STANFORD – To read the international press, one would think that the last two years have been good ones for Russian President Vladimir Putin. His campaign in Ukraine has largely achieved its main goals; Russia has wrested control of Crimea and destabilized large portions of the rest of the country. Plunging oil prices may have wreaked havoc on Russia’s finances, but so far Putin’s popularity seems unaffected.
But a long stream of little-remarked-upon legal defeats could have a dramatic impact on Putin’s fortunes. In 2014, for example, the European Court of Human Rights (ECHR) delivered 129 judgments against Russia, and in January, the Council of Europe deprived Russia of its voting rights for its violations of international law. As the rulings pile up, they are starting to pose a threat to Russia’s international standing, its financial health, and Putin himself.
The rulings have not been merely symbolic. In July 2014, the Permanent Court for Arbitration in The Hague ordered Russia to pay $50 billion to former shareholders of the oil company Yukos for having illegally bankrupted the firm and distributed its assets to Rosneft, a state-owned producer. At its peak in 2003, Yukos was valued at $30 billion. The judgment is the largest ever awarded by the arbitration court, and it cannot be appealed. France and Belgium have begun seizing Russian assets to enforce the judgment.

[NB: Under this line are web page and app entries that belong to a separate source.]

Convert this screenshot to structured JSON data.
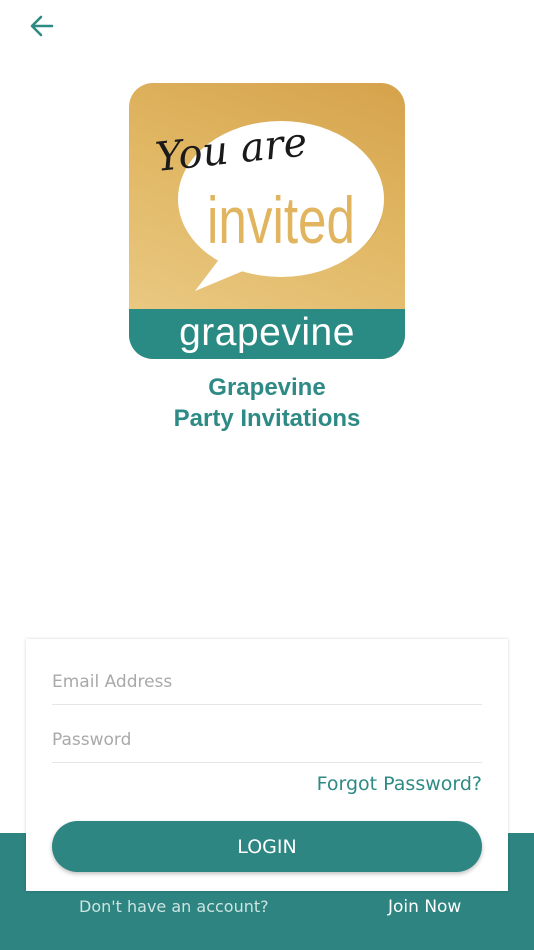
{
  "header": {
    "back_icon": "arrow-left-icon"
  },
  "logo": {
    "script_text": "You are",
    "big_text": "invited",
    "band_text": "grapevine"
  },
  "app": {
    "title_line1": "Grapevine",
    "title_line2": "Party Invitations"
  },
  "form": {
    "email_placeholder": "Email Address",
    "password_placeholder": "Password",
    "forgot_label": "Forgot Password?",
    "login_label": "LOGIN"
  },
  "footer": {
    "prompt": "Don't have an account?",
    "join_label": "Join Now"
  },
  "colors": {
    "accent": "#2e8a84",
    "logo_gold": "#e0b662",
    "footer_bg": "#2d8480"
  }
}
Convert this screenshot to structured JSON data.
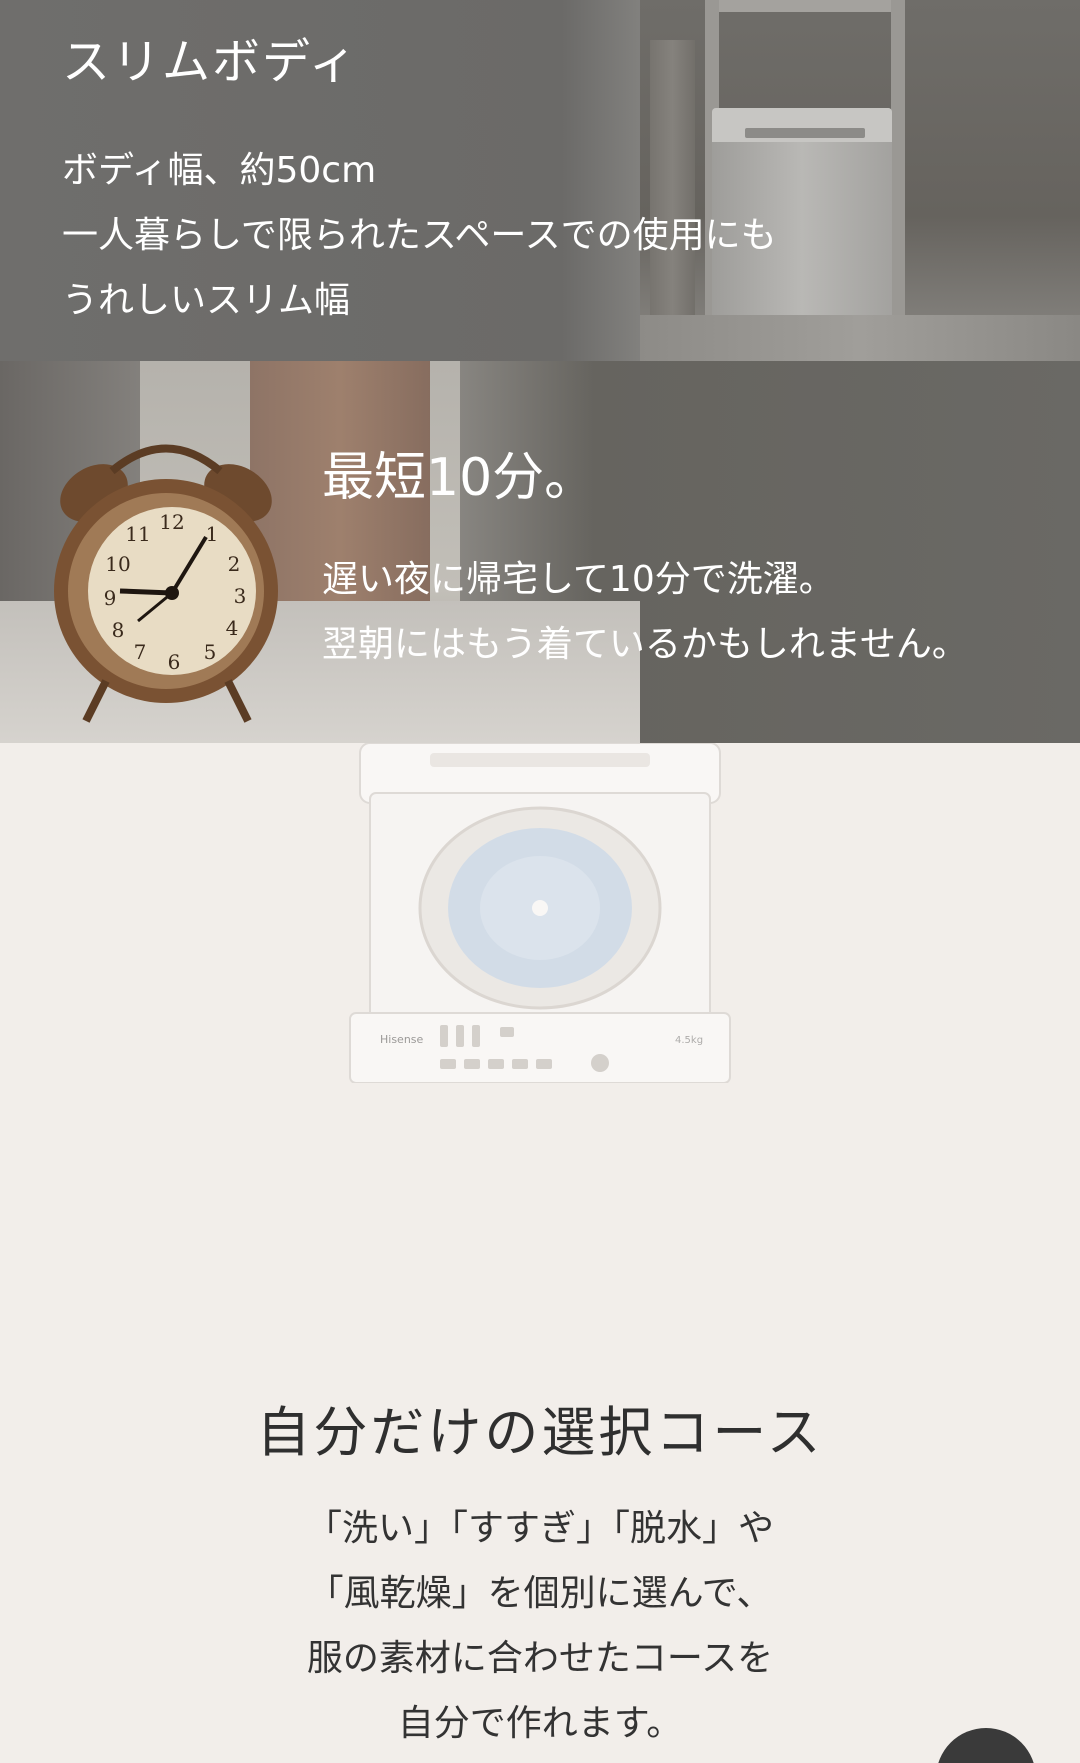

In a separate case, in June 2014 the ECHR ordered Russia to pay Yukos’s shareholders more than $2 billion “in respect of pecuniary damage.” This judgment was also the largest in that court’s history. Russia, which is in the midst of a liquidity crisis, will struggle to raise such huge sums; failure to comply, however, would jeopardize future foreign investments.